Those of you that read my blog know that I’m very happy with my Treo, but I missed some specs about the Blackberry Pearl that lead me to believe that this one phone may generate some massive industry changes. I am not referring to the fact that Blackberry finally got a camera on a phone or that the phone is more consumer-focused, rather I am referring specifically to the music capabilities of the phone.
The Pearl is not yet for sale, but is listed as “coming soon” on the T-Mobile site. Interestingly, when I view the “features” section of the phone’s page on the T-Mobile site, I find this information across from the “Music Player” category:
MP3, WMA, iTunes, and ACC
I’m going to assume that “ACC” is actually “AAC,” but the reference to “iTunes” makes me wonder if this phone can actually play DRM’d iTunes Music Store files. I did a little bit more digging and came across actually screen grabs of the Pearl manual on BBHub — here are some of the features:
- True side-loading of music on to the phone.

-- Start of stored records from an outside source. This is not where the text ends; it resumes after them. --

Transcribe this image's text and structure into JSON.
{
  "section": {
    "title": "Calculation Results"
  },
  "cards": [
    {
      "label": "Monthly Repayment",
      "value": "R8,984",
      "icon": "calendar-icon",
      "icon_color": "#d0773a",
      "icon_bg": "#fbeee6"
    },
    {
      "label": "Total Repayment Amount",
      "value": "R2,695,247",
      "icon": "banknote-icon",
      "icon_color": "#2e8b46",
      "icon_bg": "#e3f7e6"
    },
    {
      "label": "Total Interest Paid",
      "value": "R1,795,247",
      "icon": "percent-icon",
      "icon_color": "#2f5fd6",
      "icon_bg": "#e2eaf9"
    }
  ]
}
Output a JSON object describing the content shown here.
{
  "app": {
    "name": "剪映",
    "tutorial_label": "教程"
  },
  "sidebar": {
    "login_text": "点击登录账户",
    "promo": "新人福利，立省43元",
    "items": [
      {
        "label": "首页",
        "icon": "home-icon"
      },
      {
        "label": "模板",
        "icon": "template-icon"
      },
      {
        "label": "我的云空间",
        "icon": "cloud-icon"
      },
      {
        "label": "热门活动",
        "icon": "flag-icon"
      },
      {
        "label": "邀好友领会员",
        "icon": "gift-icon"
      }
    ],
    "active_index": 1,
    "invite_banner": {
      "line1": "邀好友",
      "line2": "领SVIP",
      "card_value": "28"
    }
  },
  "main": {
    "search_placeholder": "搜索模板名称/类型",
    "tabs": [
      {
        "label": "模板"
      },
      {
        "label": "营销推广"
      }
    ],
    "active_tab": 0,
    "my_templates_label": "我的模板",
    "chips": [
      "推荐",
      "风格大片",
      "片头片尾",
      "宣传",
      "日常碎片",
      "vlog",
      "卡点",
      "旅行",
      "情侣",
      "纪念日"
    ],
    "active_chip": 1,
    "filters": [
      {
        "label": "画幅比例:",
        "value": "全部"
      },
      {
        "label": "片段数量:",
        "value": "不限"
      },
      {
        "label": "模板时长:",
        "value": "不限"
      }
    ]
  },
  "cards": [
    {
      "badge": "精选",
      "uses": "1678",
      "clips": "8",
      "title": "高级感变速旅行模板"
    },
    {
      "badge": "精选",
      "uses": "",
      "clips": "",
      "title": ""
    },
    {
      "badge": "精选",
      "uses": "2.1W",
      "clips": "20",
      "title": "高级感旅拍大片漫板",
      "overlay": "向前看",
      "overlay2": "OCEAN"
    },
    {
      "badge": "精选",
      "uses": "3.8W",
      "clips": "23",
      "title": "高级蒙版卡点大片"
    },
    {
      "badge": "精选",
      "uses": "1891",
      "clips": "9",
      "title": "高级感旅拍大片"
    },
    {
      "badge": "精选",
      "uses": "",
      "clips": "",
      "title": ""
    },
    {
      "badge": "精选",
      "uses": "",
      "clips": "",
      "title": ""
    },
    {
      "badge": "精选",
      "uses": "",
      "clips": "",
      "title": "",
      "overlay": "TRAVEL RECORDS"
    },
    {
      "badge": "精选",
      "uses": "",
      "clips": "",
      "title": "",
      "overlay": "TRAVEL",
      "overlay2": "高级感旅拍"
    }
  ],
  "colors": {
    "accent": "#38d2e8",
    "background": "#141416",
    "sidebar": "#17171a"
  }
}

Unlike other phones that require a user to go through some steps to hack and get music on to their phones, the Pearl allows true loading of tracks from your computer on to the phone.
- Here are some of the audio extension files that will play: .aac, .amr, .m4a, .mp3, .wav; no mention of .m4p, so unfortunately it does not appear to have the capability to play songs purchased from iTMS.
- Songs can be played either off the phone’s internal memory or from a media card
- Playlist capabilities.
- Shuffle capabilities.
With a little bit more digging, I was able to find the full user guide for the phone on Engadget Mobile — here’s some more information:
- All other features of the phone can be used when music is playing.
- Ringtones in all formats above can be side-loaded.
I’ll be very interested to see if any carriers attempt to disable the music features in the Pearl or if they all decide to let the features be as described in the manuals and screen grabs as they stand now.